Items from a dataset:
□ □ □ □

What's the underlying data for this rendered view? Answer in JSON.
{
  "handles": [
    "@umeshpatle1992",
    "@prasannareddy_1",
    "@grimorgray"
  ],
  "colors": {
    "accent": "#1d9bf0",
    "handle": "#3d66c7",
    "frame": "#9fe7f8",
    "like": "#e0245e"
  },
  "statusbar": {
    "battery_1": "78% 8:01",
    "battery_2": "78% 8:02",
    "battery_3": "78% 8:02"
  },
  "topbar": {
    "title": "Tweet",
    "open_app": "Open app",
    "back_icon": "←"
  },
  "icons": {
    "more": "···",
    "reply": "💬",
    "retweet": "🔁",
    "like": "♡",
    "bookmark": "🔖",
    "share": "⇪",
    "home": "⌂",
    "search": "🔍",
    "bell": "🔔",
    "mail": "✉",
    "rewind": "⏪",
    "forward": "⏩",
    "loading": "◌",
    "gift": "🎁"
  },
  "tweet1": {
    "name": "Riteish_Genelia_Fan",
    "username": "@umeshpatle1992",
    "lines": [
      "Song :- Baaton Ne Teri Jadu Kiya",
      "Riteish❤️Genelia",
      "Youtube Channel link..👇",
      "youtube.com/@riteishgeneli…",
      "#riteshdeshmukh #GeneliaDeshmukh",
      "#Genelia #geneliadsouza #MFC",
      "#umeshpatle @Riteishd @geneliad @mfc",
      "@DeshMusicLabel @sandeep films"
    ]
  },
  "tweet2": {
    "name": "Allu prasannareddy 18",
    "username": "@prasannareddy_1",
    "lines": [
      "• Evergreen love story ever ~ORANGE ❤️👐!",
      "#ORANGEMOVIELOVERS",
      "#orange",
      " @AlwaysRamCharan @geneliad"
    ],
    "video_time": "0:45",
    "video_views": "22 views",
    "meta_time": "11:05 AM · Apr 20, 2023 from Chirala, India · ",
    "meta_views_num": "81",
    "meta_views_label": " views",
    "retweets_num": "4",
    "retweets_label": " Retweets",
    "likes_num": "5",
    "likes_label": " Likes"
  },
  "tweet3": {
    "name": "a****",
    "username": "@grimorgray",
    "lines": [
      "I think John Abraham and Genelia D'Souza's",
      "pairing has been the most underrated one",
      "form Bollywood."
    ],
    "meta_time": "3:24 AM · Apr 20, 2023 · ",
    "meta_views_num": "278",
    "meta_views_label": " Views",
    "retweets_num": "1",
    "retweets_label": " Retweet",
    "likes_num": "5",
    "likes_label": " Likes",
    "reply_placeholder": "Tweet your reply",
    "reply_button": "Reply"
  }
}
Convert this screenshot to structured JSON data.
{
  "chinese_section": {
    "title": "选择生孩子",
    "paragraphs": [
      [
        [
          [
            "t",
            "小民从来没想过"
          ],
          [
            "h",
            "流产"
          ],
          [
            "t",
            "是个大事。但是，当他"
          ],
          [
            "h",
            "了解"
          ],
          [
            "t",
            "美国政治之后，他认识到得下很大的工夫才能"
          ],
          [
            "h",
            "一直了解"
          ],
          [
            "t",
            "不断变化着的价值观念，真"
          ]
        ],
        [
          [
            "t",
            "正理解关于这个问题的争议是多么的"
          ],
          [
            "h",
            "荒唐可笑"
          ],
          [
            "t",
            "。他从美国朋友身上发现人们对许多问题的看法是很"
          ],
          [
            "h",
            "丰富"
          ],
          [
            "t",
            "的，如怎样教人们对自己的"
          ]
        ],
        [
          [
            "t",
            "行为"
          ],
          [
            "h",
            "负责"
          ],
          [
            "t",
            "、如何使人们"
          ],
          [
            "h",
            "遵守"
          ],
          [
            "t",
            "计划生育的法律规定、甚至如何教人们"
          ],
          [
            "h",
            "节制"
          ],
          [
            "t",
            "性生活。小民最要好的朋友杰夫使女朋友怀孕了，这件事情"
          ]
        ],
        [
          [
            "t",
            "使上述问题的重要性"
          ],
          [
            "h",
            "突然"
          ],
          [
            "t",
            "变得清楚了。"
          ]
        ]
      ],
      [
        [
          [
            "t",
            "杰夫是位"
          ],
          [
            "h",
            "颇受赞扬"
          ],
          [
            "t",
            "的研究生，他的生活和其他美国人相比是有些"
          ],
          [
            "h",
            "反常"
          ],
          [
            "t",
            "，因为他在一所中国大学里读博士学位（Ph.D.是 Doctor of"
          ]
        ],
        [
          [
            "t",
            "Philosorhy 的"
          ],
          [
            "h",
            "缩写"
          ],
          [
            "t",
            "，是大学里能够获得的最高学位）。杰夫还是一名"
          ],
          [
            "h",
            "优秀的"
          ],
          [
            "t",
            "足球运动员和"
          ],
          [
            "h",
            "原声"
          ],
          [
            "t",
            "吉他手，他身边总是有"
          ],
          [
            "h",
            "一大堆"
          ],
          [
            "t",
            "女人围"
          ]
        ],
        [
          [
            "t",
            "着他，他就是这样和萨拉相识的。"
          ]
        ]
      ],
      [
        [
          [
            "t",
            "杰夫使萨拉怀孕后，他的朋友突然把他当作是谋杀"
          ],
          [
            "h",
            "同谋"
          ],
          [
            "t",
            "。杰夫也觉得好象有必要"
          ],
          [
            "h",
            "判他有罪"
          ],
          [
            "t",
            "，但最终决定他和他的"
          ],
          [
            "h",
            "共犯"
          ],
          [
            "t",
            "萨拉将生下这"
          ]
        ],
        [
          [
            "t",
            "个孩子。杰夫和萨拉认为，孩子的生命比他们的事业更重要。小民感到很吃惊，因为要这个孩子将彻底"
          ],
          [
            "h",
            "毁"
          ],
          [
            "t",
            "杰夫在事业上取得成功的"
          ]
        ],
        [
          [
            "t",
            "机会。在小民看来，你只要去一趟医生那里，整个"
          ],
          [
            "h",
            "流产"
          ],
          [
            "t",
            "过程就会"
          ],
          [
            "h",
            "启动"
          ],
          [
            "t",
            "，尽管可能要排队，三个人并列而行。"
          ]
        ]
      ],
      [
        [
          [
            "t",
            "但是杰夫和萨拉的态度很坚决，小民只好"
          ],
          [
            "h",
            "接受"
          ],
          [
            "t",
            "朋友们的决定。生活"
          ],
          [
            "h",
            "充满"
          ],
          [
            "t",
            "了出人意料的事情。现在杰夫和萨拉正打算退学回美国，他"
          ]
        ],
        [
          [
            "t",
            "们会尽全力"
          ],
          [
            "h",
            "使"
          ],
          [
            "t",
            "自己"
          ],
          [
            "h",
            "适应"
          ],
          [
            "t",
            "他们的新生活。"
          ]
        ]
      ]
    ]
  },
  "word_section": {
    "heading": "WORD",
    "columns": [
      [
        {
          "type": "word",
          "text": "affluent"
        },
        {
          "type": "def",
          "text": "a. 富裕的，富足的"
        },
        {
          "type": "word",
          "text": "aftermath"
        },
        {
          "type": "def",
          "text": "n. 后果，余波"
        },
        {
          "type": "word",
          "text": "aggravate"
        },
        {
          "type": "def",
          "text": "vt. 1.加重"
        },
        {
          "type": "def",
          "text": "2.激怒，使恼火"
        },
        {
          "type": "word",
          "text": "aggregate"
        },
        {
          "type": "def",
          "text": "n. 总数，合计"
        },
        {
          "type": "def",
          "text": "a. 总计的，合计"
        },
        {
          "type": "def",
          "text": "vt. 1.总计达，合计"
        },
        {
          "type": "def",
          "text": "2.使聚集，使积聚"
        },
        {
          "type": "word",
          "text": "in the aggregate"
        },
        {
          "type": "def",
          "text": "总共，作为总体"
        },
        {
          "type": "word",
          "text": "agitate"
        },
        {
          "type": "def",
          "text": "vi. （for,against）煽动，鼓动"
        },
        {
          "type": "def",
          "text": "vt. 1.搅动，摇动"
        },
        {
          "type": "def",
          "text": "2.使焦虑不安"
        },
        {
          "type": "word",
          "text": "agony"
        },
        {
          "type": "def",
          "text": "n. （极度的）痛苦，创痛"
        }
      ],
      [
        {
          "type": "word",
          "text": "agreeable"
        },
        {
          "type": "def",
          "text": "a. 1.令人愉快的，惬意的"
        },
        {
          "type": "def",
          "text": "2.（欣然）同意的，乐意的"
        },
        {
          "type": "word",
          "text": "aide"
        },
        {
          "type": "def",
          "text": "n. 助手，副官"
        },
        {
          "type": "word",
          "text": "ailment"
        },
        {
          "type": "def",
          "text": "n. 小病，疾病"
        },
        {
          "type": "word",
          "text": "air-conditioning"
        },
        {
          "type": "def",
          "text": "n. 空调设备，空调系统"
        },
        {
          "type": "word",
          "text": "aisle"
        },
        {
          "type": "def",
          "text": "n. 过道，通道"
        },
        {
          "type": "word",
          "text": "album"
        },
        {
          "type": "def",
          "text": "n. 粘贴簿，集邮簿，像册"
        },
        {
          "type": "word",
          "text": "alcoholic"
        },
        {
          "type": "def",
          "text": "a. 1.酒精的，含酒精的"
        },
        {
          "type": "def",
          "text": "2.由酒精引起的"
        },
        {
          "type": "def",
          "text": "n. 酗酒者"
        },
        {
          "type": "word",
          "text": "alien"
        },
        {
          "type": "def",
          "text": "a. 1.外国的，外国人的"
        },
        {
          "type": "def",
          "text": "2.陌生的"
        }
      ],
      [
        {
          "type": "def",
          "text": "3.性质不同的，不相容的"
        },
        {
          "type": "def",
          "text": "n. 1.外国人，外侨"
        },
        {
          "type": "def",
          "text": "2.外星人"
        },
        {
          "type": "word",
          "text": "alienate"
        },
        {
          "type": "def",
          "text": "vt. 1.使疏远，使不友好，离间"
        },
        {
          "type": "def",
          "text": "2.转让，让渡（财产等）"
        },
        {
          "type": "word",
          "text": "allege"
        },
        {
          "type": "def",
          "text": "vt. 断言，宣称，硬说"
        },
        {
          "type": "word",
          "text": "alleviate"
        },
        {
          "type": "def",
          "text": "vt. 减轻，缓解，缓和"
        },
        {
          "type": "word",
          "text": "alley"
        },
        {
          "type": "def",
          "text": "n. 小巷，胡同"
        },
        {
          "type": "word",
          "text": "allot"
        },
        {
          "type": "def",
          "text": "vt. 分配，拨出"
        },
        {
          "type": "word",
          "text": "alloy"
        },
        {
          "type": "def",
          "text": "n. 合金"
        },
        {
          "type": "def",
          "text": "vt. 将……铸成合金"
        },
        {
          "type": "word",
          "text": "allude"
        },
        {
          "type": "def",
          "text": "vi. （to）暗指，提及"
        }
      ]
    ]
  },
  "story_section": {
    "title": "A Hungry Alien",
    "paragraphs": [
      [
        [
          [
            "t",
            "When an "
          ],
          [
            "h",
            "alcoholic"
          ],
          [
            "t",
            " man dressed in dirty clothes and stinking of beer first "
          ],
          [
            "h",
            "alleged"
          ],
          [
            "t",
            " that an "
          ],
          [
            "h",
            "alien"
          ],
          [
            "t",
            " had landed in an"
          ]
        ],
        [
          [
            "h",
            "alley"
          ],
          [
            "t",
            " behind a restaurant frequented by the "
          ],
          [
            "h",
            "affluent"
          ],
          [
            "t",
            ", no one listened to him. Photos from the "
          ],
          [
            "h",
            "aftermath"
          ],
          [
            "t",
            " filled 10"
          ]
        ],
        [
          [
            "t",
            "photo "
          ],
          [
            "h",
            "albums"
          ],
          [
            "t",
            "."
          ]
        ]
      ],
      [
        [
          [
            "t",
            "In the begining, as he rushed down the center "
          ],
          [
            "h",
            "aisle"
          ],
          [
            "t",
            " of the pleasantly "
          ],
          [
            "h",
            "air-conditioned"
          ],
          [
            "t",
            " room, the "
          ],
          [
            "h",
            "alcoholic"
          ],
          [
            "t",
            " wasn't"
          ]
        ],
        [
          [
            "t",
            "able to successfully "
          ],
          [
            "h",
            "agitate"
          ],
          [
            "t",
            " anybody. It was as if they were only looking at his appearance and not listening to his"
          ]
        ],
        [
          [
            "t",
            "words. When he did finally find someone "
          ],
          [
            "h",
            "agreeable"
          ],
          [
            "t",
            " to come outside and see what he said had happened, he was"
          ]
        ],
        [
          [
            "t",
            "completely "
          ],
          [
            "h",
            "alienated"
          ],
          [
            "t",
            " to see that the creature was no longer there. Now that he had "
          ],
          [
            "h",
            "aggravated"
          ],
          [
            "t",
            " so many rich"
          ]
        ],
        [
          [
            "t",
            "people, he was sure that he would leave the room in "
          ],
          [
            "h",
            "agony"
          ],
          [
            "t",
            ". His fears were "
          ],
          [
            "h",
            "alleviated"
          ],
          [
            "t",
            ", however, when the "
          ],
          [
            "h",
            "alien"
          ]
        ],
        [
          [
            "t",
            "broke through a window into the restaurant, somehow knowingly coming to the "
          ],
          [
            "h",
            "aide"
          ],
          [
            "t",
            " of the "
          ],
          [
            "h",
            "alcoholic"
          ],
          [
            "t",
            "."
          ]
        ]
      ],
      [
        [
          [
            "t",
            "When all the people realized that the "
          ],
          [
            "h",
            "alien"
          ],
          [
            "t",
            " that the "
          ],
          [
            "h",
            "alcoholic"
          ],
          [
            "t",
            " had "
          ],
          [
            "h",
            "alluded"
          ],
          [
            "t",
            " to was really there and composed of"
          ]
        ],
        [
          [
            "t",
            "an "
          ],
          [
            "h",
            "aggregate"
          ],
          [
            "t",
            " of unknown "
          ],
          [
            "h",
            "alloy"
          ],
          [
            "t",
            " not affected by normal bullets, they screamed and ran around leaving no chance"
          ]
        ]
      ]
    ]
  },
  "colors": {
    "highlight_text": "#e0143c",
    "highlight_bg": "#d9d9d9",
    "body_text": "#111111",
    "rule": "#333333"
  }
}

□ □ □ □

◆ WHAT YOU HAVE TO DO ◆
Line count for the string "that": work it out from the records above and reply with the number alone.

◆ SOLUTION TO THE PROBLEM ◆
5